Mentions: To test this hypothesis, we treated WT mice with a stable CD95-Fc fusion protein that neutralizes CD95 activity and does not cross the BBB (CD95-Fc hereafter referred to as APG112; Fig. 3 A). Accordingly, APG112 was not detected in the brain tissue of MPTP-treated mice but only endovascular in the brain of MPTP + APG–treated mice (not depicted). Thus, the CD95-Fc main site of action is in the periphery, and therefore, it can be used to distinguish between the contribution of neurodegeneration of peripheral myeloid cells and resident microglia. 6 d after the last MPTP injection, we analyzed brains and blood of saline- and MPTP-treated mice. Mice that received saline showed a significant reduction of DNs upon MPTP intoxication, whereas, similar to CD95Lf/f;LysMcre mice, mice that had been systemically treated with APG112 were resistant to MPTP-induced degeneration of SNpc DNs. Altogether, these data demonstrate that CD95L neutralization is neuroprotective in a mouse model of DN degeneration (Fig. 3, B and C).

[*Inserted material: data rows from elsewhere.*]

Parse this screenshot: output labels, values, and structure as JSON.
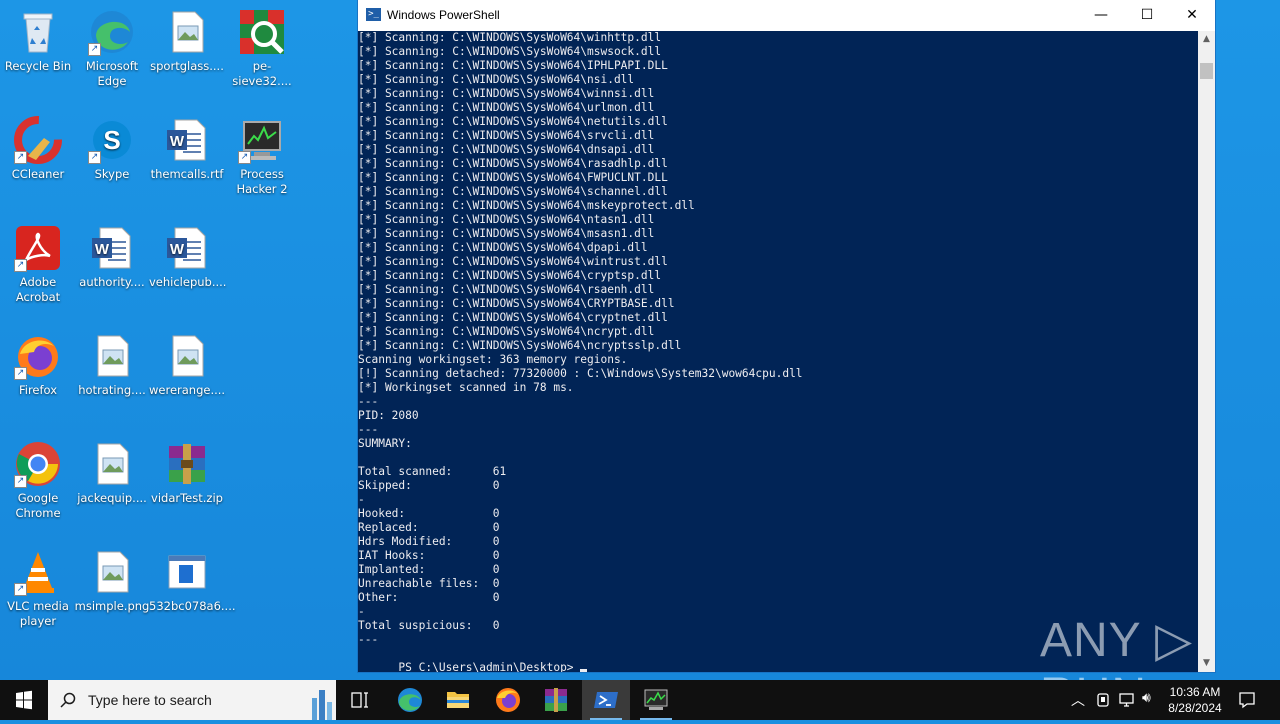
{
  "desktop_icons": [
    {
      "label": "Recycle Bin"
    },
    {
      "label": "Microsoft Edge"
    },
    {
      "label": "sportglass...."
    },
    {
      "label": "pe-sieve32...."
    },
    {
      "label": "CCleaner"
    },
    {
      "label": "Skype"
    },
    {
      "label": "themcalls.rtf"
    },
    {
      "label": "Process Hacker 2"
    },
    {
      "label": "Adobe Acrobat"
    },
    {
      "label": "authority...."
    },
    {
      "label": "vehiclepub...."
    },
    {
      "label": "Firefox"
    },
    {
      "label": "hotrating...."
    },
    {
      "label": "wererange...."
    },
    {
      "label": "Google Chrome"
    },
    {
      "label": "jackequip...."
    },
    {
      "label": "vidarTest.zip"
    },
    {
      "label": "VLC media player"
    },
    {
      "label": "msimple.png"
    },
    {
      "label": "532bc078a6...."
    }
  ],
  "window": {
    "title": "Windows PowerShell",
    "minimize": "—",
    "maximize": "☐",
    "close": "✕"
  },
  "console": {
    "lines": [
      "[*] Scanning: C:\\WINDOWS\\SysWoW64\\winhttp.dll",
      "[*] Scanning: C:\\WINDOWS\\SysWoW64\\mswsock.dll",
      "[*] Scanning: C:\\WINDOWS\\SysWoW64\\IPHLPAPI.DLL",
      "[*] Scanning: C:\\WINDOWS\\SysWoW64\\nsi.dll",
      "[*] Scanning: C:\\WINDOWS\\SysWoW64\\winnsi.dll",
      "[*] Scanning: C:\\WINDOWS\\SysWoW64\\urlmon.dll",
      "[*] Scanning: C:\\WINDOWS\\SysWoW64\\netutils.dll",
      "[*] Scanning: C:\\WINDOWS\\SysWoW64\\srvcli.dll",
      "[*] Scanning: C:\\WINDOWS\\SysWoW64\\dnsapi.dll",
      "[*] Scanning: C:\\WINDOWS\\SysWoW64\\rasadhlp.dll",
      "[*] Scanning: C:\\WINDOWS\\SysWoW64\\FWPUCLNT.DLL",
      "[*] Scanning: C:\\WINDOWS\\SysWoW64\\schannel.dll",
      "[*] Scanning: C:\\WINDOWS\\SysWoW64\\mskeyprotect.dll",
      "[*] Scanning: C:\\WINDOWS\\SysWoW64\\ntasn1.dll",
      "[*] Scanning: C:\\WINDOWS\\SysWoW64\\msasn1.dll",
      "[*] Scanning: C:\\WINDOWS\\SysWoW64\\dpapi.dll",
      "[*] Scanning: C:\\WINDOWS\\SysWoW64\\wintrust.dll",
      "[*] Scanning: C:\\WINDOWS\\SysWoW64\\cryptsp.dll",
      "[*] Scanning: C:\\WINDOWS\\SysWoW64\\rsaenh.dll",
      "[*] Scanning: C:\\WINDOWS\\SysWoW64\\CRYPTBASE.dll",
      "[*] Scanning: C:\\WINDOWS\\SysWoW64\\cryptnet.dll",
      "[*] Scanning: C:\\WINDOWS\\SysWoW64\\ncrypt.dll",
      "[*] Scanning: C:\\WINDOWS\\SysWoW64\\ncryptsslp.dll",
      "Scanning workingset: 363 memory regions.",
      "[!] Scanning detached: 77320000 : C:\\Windows\\System32\\wow64cpu.dll",
      "[*] Workingset scanned in 78 ms.",
      "---",
      "PID: 2080",
      "---",
      "SUMMARY:",
      "",
      "Total scanned:      61",
      "Skipped:            0",
      "-",
      "Hooked:             0",
      "Replaced:           0",
      "Hdrs Modified:      0",
      "IAT Hooks:          0",
      "Implanted:          0",
      "Unreachable files:  0",
      "Other:              0",
      "-",
      "Total suspicious:   0",
      "---"
    ],
    "prompt": "PS C:\\Users\\admin\\Desktop> "
  },
  "watermark": "ANY ▷ RUN",
  "taskbar": {
    "search_placeholder": "Type here to search",
    "time": "10:36 AM",
    "date": "8/28/2024"
  }
}
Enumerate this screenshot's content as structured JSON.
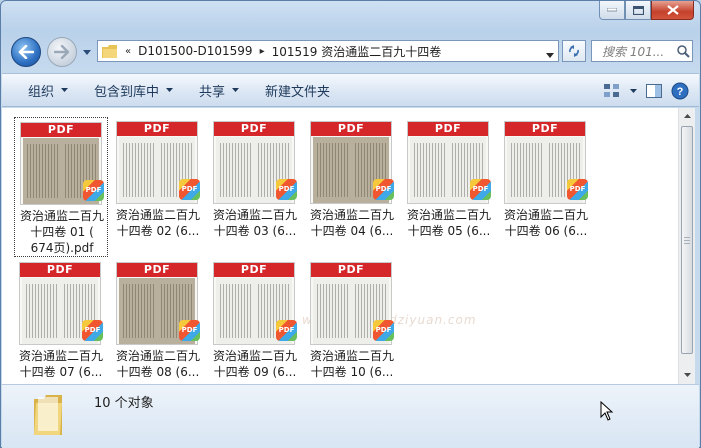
{
  "nav": {
    "crumb_overflow": "«",
    "breadcrumbs": [
      "D101500-D101599",
      "101519 资治通监二百九十四卷"
    ],
    "search_placeholder": "搜索 101..."
  },
  "toolbar": {
    "organize": "组织",
    "include_in_library": "包含到库中",
    "share": "共享",
    "new_folder": "新建文件夹"
  },
  "files": [
    {
      "name_line1": "资治通监二百九",
      "name_line2": "十四卷 01 (",
      "name_line3": "674页).pdf",
      "thumb": "dark",
      "selected": true
    },
    {
      "name_line1": "资治通监二百九",
      "name_line2": "十四卷 02 (6...",
      "thumb": "light"
    },
    {
      "name_line1": "资治通监二百九",
      "name_line2": "十四卷 03 (6...",
      "thumb": "light"
    },
    {
      "name_line1": "资治通监二百九",
      "name_line2": "十四卷 04 (6...",
      "thumb": "dark"
    },
    {
      "name_line1": "资治通监二百九",
      "name_line2": "十四卷 05 (6...",
      "thumb": "light"
    },
    {
      "name_line1": "资治通监二百九",
      "name_line2": "十四卷 06 (6...",
      "thumb": "light"
    },
    {
      "name_line1": "资治通监二百九",
      "name_line2": "十四卷 07 (6...",
      "thumb": "light"
    },
    {
      "name_line1": "资治通监二百九",
      "name_line2": "十四卷 08 (6...",
      "thumb": "dark"
    },
    {
      "name_line1": "资治通监二百九",
      "name_line2": "十四卷 09 (6...",
      "thumb": "light"
    },
    {
      "name_line1": "资治通监二百九",
      "name_line2": "十四卷 10 (6...",
      "thumb": "light"
    }
  ],
  "pdf_label": "PDF",
  "status": {
    "item_count": "10 个对象"
  },
  "watermark": "www.guoxuedziyuan.com",
  "colors": {
    "pdf_band": "#d5272a",
    "accent": "#2d6fc2"
  }
}
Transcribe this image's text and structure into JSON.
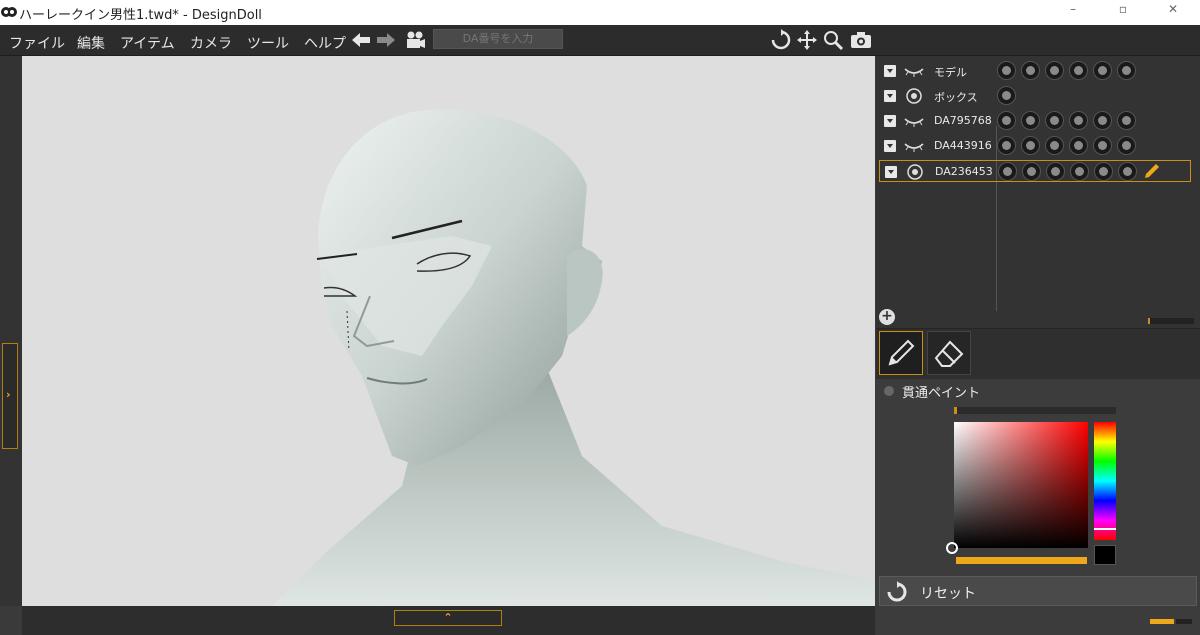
{
  "window": {
    "title": "ハーレークイン男性1.twd* - DesignDoll",
    "minimize": "–",
    "restore": "▫",
    "close": "✕"
  },
  "menu": {
    "items": [
      "ファイル",
      "編集",
      "アイテム",
      "カメラ",
      "ツール",
      "ヘルプ"
    ],
    "da_input_placeholder": "DA番号を入力"
  },
  "toolbar_icons": [
    "undo-arrow-icon",
    "redo-arrow-icon",
    "video-camera-icon",
    "rotate-icon",
    "move-icon",
    "zoom-icon",
    "camera-icon"
  ],
  "layers": [
    {
      "name": "モデル",
      "visibility": "eye-closed",
      "tool_count": 6,
      "selected": false
    },
    {
      "name": "ボックス",
      "visibility": "eye-open",
      "tool_count": 1,
      "selected": false
    },
    {
      "name": "DA795768",
      "visibility": "eye-closed",
      "tool_count": 6,
      "selected": false
    },
    {
      "name": "DA443916",
      "visibility": "eye-closed",
      "tool_count": 6,
      "selected": false
    },
    {
      "name": "DA236453",
      "visibility": "eye-open",
      "tool_count": 6,
      "selected": true
    }
  ],
  "paint": {
    "penetrate_label": "貫通ペイント",
    "selected_color": "#000000",
    "hue_color": "#ff0000"
  },
  "reset": {
    "label": "リセット"
  },
  "colors": {
    "accent": "#f0a81b",
    "panel": "#333333",
    "viewport": "#dedede"
  }
}
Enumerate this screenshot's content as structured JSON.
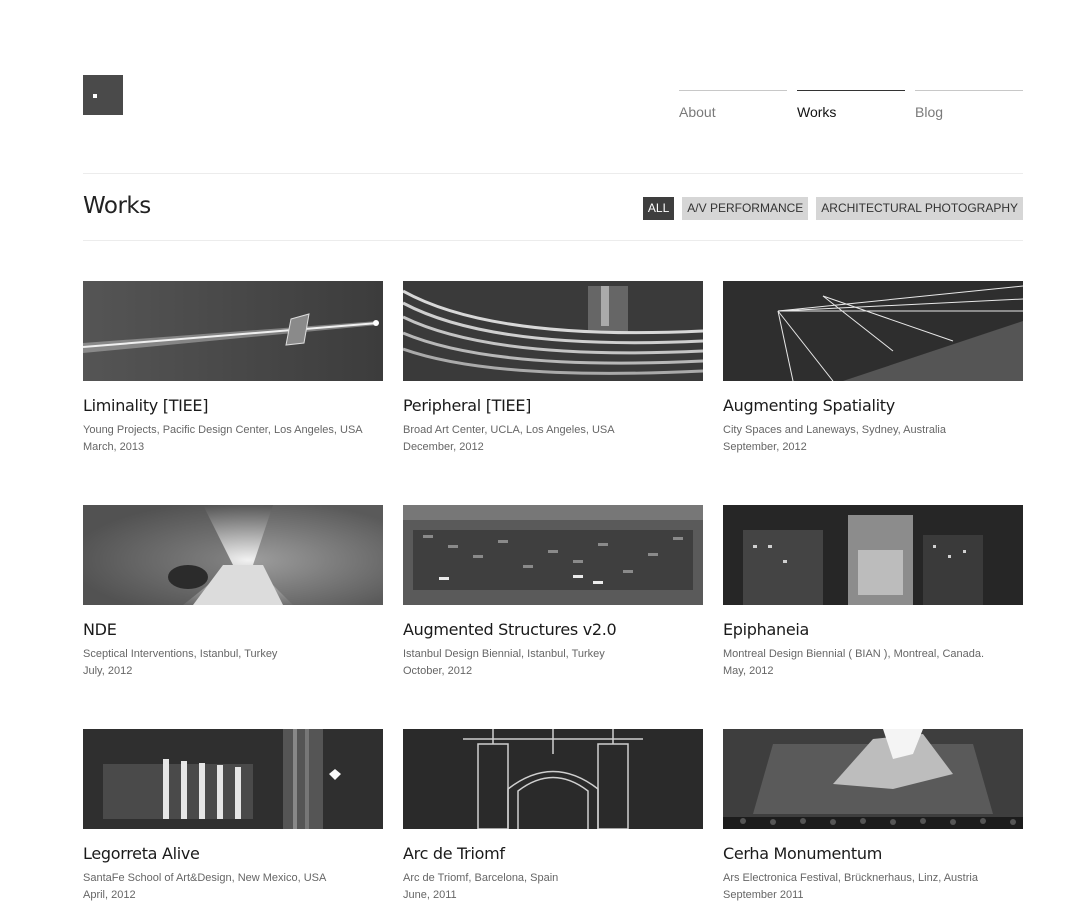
{
  "logo": {
    "icon": "square-logo-icon"
  },
  "nav": [
    {
      "label": "About",
      "active": false
    },
    {
      "label": "Works",
      "active": true
    },
    {
      "label": "Blog",
      "active": false
    }
  ],
  "page": {
    "title": "Works"
  },
  "filters": [
    {
      "label": "ALL",
      "active": true
    },
    {
      "label": "A/V PERFORMANCE",
      "active": false
    },
    {
      "label": "ARCHITECTURAL PHOTOGRAPHY",
      "active": false
    }
  ],
  "works": [
    {
      "title": "Liminality [TIEE]",
      "venue": "Young Projects, Pacific Design Center, Los Angeles, USA",
      "date": "March, 2013"
    },
    {
      "title": "Peripheral [TIEE]",
      "venue": "Broad Art Center, UCLA, Los Angeles, USA",
      "date": "December, 2012"
    },
    {
      "title": "Augmenting Spatiality",
      "venue": "City Spaces and Laneways, Sydney, Australia",
      "date": "September, 2012"
    },
    {
      "title": "NDE",
      "venue": "Sceptical Interventions, Istanbul, Turkey",
      "date": "July, 2012"
    },
    {
      "title": "Augmented Structures v2.0",
      "venue": "Istanbul Design Biennial, Istanbul, Turkey",
      "date": "October, 2012"
    },
    {
      "title": "Epiphaneia",
      "venue": "Montreal Design Biennial ( BIAN ), Montreal, Canada.",
      "date": "May, 2012"
    },
    {
      "title": "Legorreta Alive",
      "venue": "SantaFe School of Art&Design, New Mexico, USA",
      "date": "April, 2012"
    },
    {
      "title": "Arc de Triomf",
      "venue": "Arc de Triomf, Barcelona, Spain",
      "date": "June, 2011"
    },
    {
      "title": "Cerha Monumentum",
      "venue": "Ars Electronica Festival, Brücknerhaus, Linz, Austria",
      "date": "September 2011"
    }
  ],
  "colors": {
    "accent": "#3e3e3e",
    "filter_bg": "#d6d6d6",
    "text": "#333333"
  }
}
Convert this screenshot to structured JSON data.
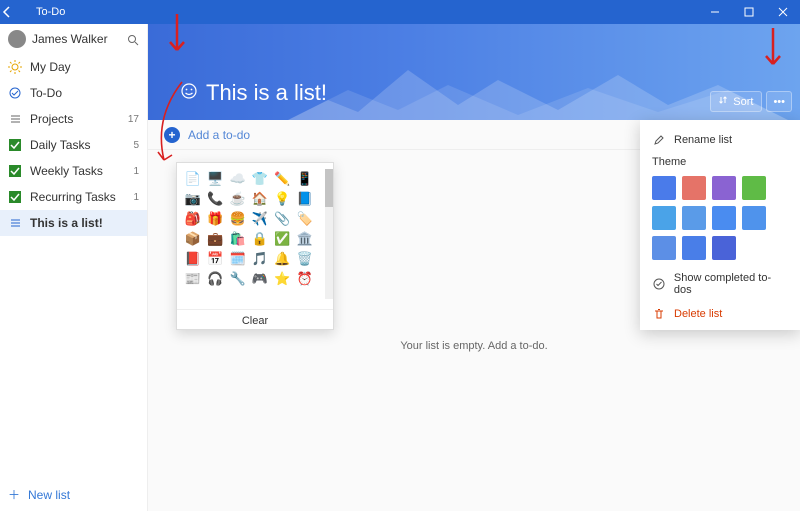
{
  "titlebar": {
    "title": "To-Do"
  },
  "profile": {
    "name": "James Walker"
  },
  "sidebar": {
    "items": [
      {
        "label": "My Day",
        "count": "",
        "kind": "myday"
      },
      {
        "label": "To-Do",
        "count": "",
        "kind": "todo"
      },
      {
        "label": "Projects",
        "count": "17",
        "kind": "list"
      },
      {
        "label": "Daily Tasks",
        "count": "5",
        "kind": "check"
      },
      {
        "label": "Weekly Tasks",
        "count": "1",
        "kind": "check"
      },
      {
        "label": "Recurring Tasks",
        "count": "1",
        "kind": "check"
      },
      {
        "label": "This is a list!",
        "count": "",
        "kind": "selected"
      }
    ],
    "new_list": "New list"
  },
  "hero": {
    "list_name": "This is a list!",
    "sort_label": "Sort"
  },
  "add": {
    "placeholder": "Add a to-do"
  },
  "empty": {
    "message": "Your list is empty. Add a to-do."
  },
  "emoji_popup": {
    "clear_label": "Clear"
  },
  "ctxmenu": {
    "rename": "Rename list",
    "theme": "Theme",
    "show_completed": "Show completed to-dos",
    "delete": "Delete list",
    "swatch_colors": [
      "#4a7bea",
      "#e57368",
      "#8a63d2",
      "#5fbb46",
      "#4aa3e8",
      "#5a9be8",
      "#4a8cf0",
      "#4f93ec",
      "#5c8fe6",
      "#497ee8",
      "#4a63d8"
    ]
  }
}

Bottom Line: We show that DN death is not mediated by CD95-induced apoptosis because deletion of CD95 in DNs does not influence MPTP-induced neurodegeneration.In contrast, deletion of CD95L in peripheral myeloid cells significantly protects against MPTP neurotoxicity and preserves striatal dopamine levels.Altogether, this study emphasizes the role of the peripheral innate immune response in neurodegeneration and identifies CD95 as potential pharmacological target for neurodegenerative disease.

View Article: PubMed Central - HTML - PubMed

Affiliation: Division of Molecular Neurobiology, German Cancer Research Center (DKFZ), 69120 Heidelberg, Germany.

Show MeSH
Related in: MedlinePlus